Industrial concrete tanks can be damaged if any of the liquid they hold leaks -- even if it's just water. As Andy Powell notes, a water leak in a concrete tank can lead to structural failures and sinkholes. Tanks are often protected with coatings, which most cement tank suppliers are able to provide. To be effective, however, tank coatings must be applied when the cement is completely clean. Here's why -- and how to tell if a cement tank is perfectly clean.
Concrete Coatings Protect Concrete Tanks
In many ways, concrete is an excellent material to make industrial tanks out of. It's both inexpensive and strong. If not protected by a barrier, however, the liquids held in concrete tanks will leak through the tanks.
Concrete's a porous material, so liquids can seep into it. Some liquids used in industrial settings, such as oils and acids, can erode concrete quickly. Even seemingly benign liquids, such as water, will wreak damage if they freeze. As Making Wood Good details, water expands when it becomes ice. At it expands, it can crack concrete, which is inflexible.
Coatings prevent this deterioration from happening by not allowing the liquid in a tank to come into contact with the tank's cement floor, walls or top.
Contamination Causes Delamination -- And Leaks
Before a concrete coating is applied to a tank, the concrete surface being coated must be completely clean. If there are any contaminants, such as dirt, dust or even little concrete particles, they can prevent the concrete coating from properly adhering to the concrete tank. Just a small area that's not perfectly clean can cause a tank coating to delaminate from the tank.
If a coating begins to delaminate, the liquid being held in the tank can get in behind the coating. The liquid will then seep into the concrete tank and between the tank coating and tank. As it does, the problem will only worsen and become more acute. Soon, the tank, and possibly other property such as the ground near the tank, will be damaged.
Cleaning Methods Don't Check for Thoroughness
There are a number of ways to clean a concrete tank:
- shotblasting, which cleans concrete with steel shot
- scarifying, which cleans concrete by scarring its surface
- diamond grinding, which grinds the surface of concrete with a strong diamond
All of these methods can be effective ways to clean and prep a concrete tank to be coated. None of them, however, include a way to tell when the concrete has been thoroughly cleaned. Without a test, technicians must judge when a tank's surface is clean by just looking at it. If they make a mistake, which is easy to do because even small particles can cause delamination, a leak may develop and the tank might eventually be damaged.
A Water Spot Test Checks for Contamination
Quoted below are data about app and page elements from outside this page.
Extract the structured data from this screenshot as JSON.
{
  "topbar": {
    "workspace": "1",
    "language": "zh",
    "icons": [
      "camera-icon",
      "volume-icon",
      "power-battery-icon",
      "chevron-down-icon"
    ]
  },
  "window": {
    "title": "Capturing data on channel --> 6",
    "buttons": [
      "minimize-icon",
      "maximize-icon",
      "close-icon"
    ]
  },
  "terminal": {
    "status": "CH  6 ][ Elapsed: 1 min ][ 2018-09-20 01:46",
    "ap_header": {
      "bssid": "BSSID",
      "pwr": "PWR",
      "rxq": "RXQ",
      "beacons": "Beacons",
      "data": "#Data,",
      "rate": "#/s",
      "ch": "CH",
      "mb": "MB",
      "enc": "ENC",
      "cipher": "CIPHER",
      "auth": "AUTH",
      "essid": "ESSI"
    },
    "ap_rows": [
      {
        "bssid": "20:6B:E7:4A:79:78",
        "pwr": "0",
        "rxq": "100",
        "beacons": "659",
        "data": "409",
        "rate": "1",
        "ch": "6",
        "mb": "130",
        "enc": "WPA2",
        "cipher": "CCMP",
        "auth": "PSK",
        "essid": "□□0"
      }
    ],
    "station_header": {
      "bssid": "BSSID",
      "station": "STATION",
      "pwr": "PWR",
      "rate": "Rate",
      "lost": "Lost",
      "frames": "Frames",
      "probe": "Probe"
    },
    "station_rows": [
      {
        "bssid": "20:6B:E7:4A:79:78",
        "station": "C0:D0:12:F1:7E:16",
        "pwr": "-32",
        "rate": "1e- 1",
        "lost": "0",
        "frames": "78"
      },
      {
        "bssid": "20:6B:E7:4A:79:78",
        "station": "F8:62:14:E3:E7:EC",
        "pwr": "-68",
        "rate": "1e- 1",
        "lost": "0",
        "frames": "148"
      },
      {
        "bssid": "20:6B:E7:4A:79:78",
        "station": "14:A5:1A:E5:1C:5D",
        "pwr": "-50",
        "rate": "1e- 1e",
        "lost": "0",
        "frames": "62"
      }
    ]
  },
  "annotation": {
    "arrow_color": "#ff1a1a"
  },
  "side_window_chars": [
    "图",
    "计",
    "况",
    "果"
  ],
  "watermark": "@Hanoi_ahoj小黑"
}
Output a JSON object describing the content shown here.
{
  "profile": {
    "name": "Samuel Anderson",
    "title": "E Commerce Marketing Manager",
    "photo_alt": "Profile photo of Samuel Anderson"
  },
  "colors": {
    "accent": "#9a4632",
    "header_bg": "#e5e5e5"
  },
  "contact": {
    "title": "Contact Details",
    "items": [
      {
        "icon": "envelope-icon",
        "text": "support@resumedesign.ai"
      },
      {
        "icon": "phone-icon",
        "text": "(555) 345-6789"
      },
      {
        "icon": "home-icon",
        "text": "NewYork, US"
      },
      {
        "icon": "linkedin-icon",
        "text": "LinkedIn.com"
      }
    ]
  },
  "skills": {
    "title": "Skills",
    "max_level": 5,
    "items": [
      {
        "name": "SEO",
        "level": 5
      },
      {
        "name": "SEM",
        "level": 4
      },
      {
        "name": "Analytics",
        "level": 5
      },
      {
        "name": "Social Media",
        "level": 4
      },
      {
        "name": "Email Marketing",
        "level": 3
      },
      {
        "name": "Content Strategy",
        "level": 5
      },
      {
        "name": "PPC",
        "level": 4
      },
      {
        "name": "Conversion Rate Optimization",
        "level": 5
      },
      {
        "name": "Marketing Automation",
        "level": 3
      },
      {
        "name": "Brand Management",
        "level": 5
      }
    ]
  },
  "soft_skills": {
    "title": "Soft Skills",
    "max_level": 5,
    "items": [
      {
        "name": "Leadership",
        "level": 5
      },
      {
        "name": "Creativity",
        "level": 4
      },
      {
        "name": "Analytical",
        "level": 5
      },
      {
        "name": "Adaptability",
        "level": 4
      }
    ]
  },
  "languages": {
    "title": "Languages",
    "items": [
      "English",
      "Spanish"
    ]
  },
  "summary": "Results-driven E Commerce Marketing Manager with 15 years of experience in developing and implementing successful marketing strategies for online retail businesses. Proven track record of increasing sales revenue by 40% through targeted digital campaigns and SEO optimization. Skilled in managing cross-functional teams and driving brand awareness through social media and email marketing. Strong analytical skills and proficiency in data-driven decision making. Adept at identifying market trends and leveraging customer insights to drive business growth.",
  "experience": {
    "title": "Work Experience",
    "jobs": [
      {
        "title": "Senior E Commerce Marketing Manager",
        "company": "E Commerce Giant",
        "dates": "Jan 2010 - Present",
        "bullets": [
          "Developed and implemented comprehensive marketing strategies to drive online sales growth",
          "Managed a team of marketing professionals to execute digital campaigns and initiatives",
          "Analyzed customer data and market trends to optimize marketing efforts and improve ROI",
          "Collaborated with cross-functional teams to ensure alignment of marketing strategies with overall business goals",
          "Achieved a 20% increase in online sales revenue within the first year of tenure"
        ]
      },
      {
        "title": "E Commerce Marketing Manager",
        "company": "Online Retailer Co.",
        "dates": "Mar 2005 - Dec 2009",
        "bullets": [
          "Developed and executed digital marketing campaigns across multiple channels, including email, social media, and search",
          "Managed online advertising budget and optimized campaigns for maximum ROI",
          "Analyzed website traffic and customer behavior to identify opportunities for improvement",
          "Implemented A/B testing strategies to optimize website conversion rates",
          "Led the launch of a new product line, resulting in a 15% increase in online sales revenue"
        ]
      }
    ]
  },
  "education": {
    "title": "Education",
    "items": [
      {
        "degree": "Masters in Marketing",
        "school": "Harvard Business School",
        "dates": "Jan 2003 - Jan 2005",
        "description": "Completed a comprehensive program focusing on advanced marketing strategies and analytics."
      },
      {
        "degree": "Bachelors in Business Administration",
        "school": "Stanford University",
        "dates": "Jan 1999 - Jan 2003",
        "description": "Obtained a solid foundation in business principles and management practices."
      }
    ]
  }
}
A water spot test provides a way to check for contamination on the surface of a concrete tank. Unlike the naked eye, a water spot test can find even the smallest remnants of contaminants. Best of all, this test is easy and inexpensive.
To perform a water spot test, lightly spray the top, sides and bottom of the tank with water. Watch whether the water seeps into the concrete or beads up. Anywhere that the water seeps in, the concrete is clean and free of contaminants. Anywhere the water beads up, the concrete hasn't been thoroughly cleaned. There is some contaminant between the water and concrete that's preventing the water from seeping into the concrete. Any place that still has contaminants should be recleaned, and then the water spot test should be readministered.
After completing this test, you'll have to let the tank dry out. This minor delay, however, is much easier to cope with than a leak caused by delamination. Because delamination can lead to costly property damage, it's worth taking a little time to use the water spot test to check for contaminants before applying a concrete tank coating.
For more information on tank coatings, contact a company like RSR Industrial Coatings Inc.